Ashley Maurer, Shannon Wilbourne, Summer 2018 (SOfIA Program)
“Supporting actuarial science at Monmouth College”
Poster presented at 2018 SOfIA Presentation.
In this project we explored the ways in which Monmouth College, and especially the Department of Mathematics and Computer Science, can support students interested in pursuing actuarial science as a career. This involved researching the work of actuarial scientists, as well as interviews with many people, both educators and practitioners, involved in the field of actuarial science. We made site visits to the Center for Actuarial Excellence at Illinois State University, and State Farm Insurance headquarters in Bloomington, IL. As part of this project, my students prepared materials for the Department of Admission and Financial Aid at Monmouth College to use in advertising to prospective students.
Molly Schoon, Nathaniel Smolcyk, Allie Warfield Summer 2017 (SOfIA Program)
“Games of Skill and Games of Chance”
Poster presented at 2017 SOfIA Presentation.
In this project we analyzed two games of skill (Tic-Tac-Toe or Chess) as though they were games of chance.
1) Tic-Tac-Toe: We imagined that we were playing against a computer which played randomly, subject to the rules that it must avoid a one-move loss if possible, and choose a one-move win if possible. We found that subject to these assumptions, the best starting move for X is to play in the corner, in which case the probability of winning with the best playing strategy is approximately .92. Starting in the side gave a winning probability of .85, and starting in the center had a winning probability of only .67.
2) Chess: Using a chess engine, we analyzed 22 games of neophyte chess players, and found that the probability that any given move was good or excellent was .63. Treating chess moves as independent “coin-flips”, with .63 probability of making a good or excellent move on any given flip, we found that in a game of 75 moves, the probability of all good or excellent moves is approximately 2.67×10-15. Thus in order for a neophyte to have a .5 probability of playing one perfect game, they would have to play approximately 250 trillion games.
Pengrui Wang Summer 2016 (Summer Scholars Program)
“Characterizing the Direct Product of Directed Semi-Cycles”
Poster presented at April 2017 MAA MD-DC-VA sectional meeting.
For two directed graphs G and H, the direct product (or tensor product) GxH is a new directed graph such that:
1) The vertices of GxH are pairs of the form (u,v) such that u is a vertex from G and v is a vertex from H.
2) For two vertices (s,t) and (u,v) of GxH, there is an edge connecting these vertices if and only if there is an edge in G from s to u and an edge in G from t to v.
In this project we explored the direct products of directed graphs G and H where both G and H are directed semi-cycles (that is, a directed cycles with some edges “reversed”). We were able to find formulas for the components of GxH in the special case where one of the following occurs:
i) G is a directed cycle.
ii) At most one edge of each of G and H has been reversed.
Jimmy Yau Fall 2015 (Fall/Winter term independent research project)
“Recognizing a Difference Quotient”
An article version of this project has been accepted (with revisions and currently resubmitted) for publication in Pi Mu Epsilon Journal.
For a function of two variables H(a,b), we ask the question of how to determine whether H is the difference quotient of some real function f(x). We developed three different tests to apply to a given H which could determine whether there exists such a function f. The first test detects whether H is the difference quotient of an analytic function.
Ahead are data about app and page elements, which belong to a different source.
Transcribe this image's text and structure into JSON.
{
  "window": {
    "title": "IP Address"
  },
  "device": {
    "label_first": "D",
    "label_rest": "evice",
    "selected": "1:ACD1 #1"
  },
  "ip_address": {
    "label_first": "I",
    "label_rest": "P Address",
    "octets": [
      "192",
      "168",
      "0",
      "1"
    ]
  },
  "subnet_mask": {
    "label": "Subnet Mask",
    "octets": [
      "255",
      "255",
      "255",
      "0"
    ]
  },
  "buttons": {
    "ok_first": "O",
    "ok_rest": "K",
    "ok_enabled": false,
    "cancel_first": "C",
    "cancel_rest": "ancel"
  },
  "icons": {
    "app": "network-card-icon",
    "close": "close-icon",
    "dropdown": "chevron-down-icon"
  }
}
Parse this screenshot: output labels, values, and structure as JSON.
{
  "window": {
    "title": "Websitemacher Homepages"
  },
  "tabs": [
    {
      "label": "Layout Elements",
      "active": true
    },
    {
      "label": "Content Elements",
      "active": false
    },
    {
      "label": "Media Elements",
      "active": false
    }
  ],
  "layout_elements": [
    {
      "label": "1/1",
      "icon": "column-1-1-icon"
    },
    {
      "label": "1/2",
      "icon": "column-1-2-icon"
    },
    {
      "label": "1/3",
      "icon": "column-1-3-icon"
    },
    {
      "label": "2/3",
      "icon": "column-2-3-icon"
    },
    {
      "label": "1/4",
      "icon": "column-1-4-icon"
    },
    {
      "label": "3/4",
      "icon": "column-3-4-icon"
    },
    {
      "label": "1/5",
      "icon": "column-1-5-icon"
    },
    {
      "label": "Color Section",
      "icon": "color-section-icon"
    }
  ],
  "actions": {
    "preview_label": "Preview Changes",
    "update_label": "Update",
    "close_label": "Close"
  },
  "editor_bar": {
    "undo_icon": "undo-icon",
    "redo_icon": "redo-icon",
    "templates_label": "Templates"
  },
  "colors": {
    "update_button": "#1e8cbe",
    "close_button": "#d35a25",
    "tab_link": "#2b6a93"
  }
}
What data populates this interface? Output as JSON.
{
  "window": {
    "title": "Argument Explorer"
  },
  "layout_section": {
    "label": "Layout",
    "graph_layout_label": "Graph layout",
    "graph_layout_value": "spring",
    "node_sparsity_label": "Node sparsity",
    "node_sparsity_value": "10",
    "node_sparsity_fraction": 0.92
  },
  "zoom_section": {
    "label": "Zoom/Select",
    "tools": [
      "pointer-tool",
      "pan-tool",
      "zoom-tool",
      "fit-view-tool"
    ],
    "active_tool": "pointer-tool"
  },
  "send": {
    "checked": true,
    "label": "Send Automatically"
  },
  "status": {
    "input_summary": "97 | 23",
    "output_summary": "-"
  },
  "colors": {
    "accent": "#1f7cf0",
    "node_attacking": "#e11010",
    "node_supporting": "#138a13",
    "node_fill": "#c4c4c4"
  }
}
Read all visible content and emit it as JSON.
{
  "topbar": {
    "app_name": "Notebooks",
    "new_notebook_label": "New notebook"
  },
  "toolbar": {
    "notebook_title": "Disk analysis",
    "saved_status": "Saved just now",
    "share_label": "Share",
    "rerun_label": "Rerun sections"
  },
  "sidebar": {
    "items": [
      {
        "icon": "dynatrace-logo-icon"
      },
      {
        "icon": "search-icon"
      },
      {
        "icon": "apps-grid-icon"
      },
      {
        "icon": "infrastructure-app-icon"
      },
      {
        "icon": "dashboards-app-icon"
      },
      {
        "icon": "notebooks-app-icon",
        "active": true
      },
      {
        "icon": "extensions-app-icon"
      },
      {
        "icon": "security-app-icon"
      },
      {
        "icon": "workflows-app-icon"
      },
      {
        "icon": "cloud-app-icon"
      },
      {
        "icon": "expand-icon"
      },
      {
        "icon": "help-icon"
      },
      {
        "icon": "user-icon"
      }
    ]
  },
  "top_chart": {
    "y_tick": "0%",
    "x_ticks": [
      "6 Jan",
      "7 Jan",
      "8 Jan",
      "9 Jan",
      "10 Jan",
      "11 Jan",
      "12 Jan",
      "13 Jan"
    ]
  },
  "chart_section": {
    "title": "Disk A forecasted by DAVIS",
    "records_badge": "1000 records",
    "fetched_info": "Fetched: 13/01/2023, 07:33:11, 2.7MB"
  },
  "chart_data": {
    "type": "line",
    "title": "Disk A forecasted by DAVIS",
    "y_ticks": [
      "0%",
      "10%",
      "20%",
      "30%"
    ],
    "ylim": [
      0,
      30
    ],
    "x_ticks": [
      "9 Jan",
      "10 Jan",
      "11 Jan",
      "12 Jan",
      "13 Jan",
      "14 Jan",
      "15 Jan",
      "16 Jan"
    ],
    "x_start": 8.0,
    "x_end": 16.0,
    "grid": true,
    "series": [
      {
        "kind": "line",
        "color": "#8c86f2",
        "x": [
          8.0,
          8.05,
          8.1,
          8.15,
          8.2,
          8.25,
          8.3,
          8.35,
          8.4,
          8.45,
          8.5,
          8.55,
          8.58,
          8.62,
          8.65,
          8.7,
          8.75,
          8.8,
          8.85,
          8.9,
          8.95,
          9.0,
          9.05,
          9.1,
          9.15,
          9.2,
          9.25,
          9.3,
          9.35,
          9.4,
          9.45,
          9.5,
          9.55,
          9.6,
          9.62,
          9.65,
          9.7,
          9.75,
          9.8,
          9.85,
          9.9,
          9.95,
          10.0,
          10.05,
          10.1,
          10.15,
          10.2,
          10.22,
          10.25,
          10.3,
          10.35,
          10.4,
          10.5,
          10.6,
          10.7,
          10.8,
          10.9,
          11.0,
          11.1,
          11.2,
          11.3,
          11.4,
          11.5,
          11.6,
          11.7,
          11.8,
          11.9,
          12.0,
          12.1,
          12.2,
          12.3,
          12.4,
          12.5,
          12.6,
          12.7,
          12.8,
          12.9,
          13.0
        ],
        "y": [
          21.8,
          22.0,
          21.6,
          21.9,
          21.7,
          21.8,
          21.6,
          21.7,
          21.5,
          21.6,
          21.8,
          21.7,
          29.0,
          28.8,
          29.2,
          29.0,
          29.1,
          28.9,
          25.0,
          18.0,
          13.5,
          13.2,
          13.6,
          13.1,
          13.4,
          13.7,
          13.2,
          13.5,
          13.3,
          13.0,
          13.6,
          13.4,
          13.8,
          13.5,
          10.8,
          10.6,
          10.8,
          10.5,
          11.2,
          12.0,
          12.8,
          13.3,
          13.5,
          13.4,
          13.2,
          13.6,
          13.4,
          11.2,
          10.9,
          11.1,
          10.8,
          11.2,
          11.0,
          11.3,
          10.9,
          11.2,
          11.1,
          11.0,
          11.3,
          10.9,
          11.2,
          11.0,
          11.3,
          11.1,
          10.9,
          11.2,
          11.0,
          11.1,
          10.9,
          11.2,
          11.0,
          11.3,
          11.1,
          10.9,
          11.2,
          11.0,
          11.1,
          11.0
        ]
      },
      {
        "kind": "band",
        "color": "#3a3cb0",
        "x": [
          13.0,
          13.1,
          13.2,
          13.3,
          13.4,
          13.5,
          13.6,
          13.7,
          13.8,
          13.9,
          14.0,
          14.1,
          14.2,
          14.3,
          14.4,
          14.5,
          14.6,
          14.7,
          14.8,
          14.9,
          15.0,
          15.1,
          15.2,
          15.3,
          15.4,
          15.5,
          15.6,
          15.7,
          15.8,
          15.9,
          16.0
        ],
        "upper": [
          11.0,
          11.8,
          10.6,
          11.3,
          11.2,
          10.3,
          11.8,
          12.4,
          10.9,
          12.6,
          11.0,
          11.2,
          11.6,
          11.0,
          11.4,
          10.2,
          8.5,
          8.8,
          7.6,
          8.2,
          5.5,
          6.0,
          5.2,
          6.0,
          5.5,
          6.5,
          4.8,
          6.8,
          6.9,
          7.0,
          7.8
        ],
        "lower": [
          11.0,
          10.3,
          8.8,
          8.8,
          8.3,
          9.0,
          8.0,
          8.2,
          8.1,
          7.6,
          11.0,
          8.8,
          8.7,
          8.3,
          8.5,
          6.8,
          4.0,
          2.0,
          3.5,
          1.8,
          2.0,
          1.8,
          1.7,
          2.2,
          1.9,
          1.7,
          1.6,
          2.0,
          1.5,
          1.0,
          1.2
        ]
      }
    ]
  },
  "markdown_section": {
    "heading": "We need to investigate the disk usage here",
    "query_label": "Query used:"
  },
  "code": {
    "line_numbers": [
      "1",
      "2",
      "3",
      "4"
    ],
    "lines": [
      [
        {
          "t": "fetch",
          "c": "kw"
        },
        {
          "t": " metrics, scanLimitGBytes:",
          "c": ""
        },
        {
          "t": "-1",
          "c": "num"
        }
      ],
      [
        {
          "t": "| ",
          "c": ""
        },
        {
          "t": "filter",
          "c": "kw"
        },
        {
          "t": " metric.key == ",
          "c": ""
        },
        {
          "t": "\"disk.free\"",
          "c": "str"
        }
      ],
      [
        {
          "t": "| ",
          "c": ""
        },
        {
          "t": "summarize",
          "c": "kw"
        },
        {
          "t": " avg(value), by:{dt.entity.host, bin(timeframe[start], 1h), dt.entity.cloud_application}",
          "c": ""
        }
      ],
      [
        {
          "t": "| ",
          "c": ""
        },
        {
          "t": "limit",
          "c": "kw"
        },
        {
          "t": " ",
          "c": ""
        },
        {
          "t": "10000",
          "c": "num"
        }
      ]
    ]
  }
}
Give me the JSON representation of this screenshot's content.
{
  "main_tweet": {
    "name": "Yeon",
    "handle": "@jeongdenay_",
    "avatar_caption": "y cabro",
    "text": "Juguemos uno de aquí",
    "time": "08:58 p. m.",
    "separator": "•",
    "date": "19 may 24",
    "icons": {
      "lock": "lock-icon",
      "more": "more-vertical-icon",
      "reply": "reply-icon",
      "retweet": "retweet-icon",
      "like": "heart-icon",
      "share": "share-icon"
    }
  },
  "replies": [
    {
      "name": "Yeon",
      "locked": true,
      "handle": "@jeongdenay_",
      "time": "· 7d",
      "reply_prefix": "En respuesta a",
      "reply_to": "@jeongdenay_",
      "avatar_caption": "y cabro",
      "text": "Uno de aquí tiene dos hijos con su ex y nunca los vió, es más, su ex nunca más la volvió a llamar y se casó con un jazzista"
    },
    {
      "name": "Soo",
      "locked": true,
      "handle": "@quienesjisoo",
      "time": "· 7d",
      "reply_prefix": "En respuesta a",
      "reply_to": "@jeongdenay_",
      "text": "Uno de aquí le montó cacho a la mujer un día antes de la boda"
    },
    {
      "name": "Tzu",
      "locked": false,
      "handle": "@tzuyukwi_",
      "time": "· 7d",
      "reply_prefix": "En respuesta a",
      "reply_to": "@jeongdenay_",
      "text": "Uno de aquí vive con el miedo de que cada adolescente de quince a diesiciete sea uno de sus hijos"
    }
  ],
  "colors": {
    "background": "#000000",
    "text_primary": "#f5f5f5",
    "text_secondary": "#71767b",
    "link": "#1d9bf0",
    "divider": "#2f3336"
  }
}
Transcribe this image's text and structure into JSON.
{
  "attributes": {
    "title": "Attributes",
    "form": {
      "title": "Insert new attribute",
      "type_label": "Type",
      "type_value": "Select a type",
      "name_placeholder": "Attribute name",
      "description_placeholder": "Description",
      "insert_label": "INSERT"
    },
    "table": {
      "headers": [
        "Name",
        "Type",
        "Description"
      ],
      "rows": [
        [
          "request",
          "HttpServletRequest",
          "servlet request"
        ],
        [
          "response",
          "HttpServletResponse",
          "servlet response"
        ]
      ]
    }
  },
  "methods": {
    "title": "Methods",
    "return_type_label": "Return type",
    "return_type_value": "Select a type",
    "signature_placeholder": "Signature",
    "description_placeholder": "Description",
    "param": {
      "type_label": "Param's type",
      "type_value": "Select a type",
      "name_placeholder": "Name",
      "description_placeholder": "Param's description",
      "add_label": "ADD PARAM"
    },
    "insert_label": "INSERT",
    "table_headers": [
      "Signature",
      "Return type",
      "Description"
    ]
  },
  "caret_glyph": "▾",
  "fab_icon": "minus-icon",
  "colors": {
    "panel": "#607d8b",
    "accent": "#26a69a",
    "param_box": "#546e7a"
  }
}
The second test detects whether H is the difference quotient of a differentiable function. The final test detects whether H is the difference quotient of an arbitrary real function.
Current Research Opportunities
If you are interested in discussing undergraduate research, come to my office (CSB 348) and we can chat about possibilities. I currently have undergraduate research projects to consider in the areas of:
Combinatorics and Complex Analysis
The level sets of the modulus of a complex analytic function can form complicated “figure-eights”, with many lobes. However the typical level set forms a single figure-eight. In earlier work, I counted the number of ways in which these figure- eights could be arranged with respect to each other (and this allowed me to compute the number of polynomials with a given list of critical values). In this project, you will repeat this work where the analytic function is now allowed to have one pole (so that the figure- eights may now have one lobe inside the other!). NOTE: No complex analysis knowledge is required for this project, only a willingness to draw many pictures, and work with some finite sums.
A star-shaped room is a room in which there is some single point where one may stand and see all points in the room (any rectangular room is one such example certainly, but also a room in the shape of a star!). In this project we will explore the geometry of the “heart of the star”, that is, the collection of all points in the room where one may stand and see the entire room. Some interesting questions: Must the heart of the star be convex? if not convex, then star-shaped? a polygon? If a polygon, how many edges can it have? What questions can you come up with?